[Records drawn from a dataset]
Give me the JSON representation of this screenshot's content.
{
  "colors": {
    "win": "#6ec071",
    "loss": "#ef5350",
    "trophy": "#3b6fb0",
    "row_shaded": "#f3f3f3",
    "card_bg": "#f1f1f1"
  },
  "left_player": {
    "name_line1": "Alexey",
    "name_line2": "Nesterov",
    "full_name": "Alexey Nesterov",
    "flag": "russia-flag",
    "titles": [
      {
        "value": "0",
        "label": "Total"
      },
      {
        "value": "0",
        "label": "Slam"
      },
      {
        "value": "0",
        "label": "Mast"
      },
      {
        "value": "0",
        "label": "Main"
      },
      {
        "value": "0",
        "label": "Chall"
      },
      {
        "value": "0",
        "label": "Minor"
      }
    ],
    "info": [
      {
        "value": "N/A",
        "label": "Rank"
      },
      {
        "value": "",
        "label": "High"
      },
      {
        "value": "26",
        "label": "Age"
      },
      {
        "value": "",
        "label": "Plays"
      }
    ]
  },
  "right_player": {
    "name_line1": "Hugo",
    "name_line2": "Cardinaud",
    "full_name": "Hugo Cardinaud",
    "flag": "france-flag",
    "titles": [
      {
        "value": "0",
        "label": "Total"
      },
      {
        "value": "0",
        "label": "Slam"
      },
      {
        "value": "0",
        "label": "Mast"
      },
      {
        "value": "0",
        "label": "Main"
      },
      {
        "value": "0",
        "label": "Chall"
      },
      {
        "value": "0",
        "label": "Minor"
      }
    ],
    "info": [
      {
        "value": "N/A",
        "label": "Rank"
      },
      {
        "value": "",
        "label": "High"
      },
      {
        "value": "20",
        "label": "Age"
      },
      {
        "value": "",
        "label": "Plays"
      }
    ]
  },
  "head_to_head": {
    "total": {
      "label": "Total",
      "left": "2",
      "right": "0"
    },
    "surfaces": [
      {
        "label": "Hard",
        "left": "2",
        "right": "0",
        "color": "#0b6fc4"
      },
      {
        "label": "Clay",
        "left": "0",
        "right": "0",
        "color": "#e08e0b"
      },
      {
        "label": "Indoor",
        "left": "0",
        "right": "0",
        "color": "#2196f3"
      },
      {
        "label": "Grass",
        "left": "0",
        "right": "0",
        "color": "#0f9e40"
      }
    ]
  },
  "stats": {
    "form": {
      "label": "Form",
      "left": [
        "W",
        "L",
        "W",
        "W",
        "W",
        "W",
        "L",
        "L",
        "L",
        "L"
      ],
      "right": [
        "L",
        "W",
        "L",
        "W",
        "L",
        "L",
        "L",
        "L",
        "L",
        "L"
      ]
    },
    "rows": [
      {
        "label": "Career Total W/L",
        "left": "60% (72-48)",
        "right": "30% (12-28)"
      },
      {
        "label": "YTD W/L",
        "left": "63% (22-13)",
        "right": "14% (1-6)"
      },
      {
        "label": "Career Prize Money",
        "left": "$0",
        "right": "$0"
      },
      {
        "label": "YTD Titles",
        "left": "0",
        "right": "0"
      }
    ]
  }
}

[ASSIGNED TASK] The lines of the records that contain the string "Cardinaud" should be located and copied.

[RESULT OF THE EXERCISE]
    "name_line2": "Cardinaud",
    "full_name": "Hugo Cardinaud",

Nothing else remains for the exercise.